» **YOUR ASSIGNMENT**
Filter the entries below, keeping only lines with the word "JSON".

(DATA FOR THIS EXERCISE begins)

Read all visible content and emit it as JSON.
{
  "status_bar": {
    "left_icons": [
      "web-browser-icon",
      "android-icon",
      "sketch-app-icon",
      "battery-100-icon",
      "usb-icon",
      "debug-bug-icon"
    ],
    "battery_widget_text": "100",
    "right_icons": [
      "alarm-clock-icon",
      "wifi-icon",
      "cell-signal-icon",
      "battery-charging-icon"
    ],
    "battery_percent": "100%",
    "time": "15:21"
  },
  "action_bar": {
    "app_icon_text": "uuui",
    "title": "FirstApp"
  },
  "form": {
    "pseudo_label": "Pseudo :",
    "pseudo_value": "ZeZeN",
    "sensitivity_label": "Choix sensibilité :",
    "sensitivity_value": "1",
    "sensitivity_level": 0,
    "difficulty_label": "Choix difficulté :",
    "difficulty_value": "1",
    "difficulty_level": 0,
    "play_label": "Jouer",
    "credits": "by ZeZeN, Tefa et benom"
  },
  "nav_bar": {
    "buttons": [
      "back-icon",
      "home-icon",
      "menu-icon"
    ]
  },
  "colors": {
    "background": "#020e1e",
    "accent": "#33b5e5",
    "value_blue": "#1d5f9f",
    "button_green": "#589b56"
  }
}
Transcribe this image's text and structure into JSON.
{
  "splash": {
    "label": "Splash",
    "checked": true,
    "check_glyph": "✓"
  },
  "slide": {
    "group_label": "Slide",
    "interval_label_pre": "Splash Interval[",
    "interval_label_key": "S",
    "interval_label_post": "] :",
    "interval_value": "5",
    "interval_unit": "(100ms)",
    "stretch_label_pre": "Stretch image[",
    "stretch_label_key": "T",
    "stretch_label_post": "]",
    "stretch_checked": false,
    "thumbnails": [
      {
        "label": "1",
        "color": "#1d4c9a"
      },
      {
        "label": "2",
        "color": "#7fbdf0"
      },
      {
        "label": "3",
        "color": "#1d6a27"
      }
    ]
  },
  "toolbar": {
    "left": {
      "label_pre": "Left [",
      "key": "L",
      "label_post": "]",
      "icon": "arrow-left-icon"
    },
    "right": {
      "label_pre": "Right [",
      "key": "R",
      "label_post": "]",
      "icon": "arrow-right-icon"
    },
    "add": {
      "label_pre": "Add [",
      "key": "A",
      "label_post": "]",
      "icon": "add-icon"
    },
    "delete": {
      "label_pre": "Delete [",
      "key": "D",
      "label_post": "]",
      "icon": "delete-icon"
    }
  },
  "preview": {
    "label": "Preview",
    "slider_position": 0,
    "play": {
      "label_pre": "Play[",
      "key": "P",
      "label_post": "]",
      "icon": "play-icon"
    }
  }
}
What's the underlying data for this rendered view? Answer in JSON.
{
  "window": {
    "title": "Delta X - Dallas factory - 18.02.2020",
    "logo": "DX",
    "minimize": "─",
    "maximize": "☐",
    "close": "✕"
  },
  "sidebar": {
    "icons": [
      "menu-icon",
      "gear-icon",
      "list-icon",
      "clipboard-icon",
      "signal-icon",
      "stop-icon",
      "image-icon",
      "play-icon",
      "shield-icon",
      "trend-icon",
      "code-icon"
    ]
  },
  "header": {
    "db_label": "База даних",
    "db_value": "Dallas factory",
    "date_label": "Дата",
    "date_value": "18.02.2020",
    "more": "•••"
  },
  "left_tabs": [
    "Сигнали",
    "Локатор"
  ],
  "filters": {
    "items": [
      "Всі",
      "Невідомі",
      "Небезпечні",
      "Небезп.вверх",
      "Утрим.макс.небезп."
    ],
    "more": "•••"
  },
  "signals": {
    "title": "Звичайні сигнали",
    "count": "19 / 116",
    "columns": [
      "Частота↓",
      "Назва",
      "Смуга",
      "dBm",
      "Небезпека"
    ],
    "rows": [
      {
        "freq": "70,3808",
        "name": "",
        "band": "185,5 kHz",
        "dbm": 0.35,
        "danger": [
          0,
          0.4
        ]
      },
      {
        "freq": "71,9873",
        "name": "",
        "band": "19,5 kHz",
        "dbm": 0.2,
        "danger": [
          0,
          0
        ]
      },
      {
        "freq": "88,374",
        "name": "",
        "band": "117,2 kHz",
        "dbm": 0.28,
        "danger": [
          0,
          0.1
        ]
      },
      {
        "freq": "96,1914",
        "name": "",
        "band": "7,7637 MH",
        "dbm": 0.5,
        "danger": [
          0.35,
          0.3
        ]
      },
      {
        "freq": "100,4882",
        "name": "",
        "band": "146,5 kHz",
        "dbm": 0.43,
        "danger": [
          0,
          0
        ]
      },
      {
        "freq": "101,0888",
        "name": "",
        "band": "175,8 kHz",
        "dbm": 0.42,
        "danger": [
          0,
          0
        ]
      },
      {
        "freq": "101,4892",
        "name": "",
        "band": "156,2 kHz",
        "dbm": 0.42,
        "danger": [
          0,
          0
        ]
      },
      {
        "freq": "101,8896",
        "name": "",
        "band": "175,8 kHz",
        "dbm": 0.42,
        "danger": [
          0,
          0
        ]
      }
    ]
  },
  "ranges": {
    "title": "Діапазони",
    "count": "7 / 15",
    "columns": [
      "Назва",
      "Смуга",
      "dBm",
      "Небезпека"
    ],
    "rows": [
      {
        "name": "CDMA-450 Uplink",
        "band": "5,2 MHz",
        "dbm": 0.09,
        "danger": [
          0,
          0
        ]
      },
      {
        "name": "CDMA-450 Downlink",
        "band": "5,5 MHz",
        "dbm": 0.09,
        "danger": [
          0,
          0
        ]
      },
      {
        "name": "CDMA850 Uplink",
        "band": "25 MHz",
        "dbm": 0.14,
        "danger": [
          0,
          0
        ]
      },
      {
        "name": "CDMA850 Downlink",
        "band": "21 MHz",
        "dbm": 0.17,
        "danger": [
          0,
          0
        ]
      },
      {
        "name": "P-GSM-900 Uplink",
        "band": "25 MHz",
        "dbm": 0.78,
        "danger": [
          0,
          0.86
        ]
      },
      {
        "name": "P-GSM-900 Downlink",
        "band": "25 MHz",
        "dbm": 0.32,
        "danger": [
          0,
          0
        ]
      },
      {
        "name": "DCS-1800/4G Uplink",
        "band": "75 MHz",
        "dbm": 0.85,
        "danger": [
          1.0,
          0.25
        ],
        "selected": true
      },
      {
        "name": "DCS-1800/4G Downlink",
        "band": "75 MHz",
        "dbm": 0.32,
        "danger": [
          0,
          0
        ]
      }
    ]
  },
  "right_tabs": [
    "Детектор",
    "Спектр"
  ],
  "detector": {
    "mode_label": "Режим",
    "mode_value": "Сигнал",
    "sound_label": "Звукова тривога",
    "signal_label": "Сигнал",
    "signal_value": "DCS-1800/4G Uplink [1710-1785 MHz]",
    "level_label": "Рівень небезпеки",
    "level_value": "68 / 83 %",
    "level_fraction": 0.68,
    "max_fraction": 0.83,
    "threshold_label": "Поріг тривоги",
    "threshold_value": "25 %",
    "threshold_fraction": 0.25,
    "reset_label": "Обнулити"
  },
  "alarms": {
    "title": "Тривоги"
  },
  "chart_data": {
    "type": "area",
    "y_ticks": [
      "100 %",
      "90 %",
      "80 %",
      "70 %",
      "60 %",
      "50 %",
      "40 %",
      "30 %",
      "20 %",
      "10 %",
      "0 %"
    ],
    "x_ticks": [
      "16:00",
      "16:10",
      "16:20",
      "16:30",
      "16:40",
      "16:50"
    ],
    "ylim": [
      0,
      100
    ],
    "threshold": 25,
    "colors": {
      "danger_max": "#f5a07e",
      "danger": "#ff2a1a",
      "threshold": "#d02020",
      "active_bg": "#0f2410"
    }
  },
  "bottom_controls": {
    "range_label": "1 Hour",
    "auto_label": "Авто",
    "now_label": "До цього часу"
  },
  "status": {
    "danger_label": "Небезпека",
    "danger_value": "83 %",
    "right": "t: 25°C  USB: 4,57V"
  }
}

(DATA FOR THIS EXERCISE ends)

» **SOLUTION TO THIS PROBLEM**
Read all visible content and emit it as JSON.
Transcribe this image's text and structure into JSON.
What's the underlying data for this rendered view? Answer in JSON.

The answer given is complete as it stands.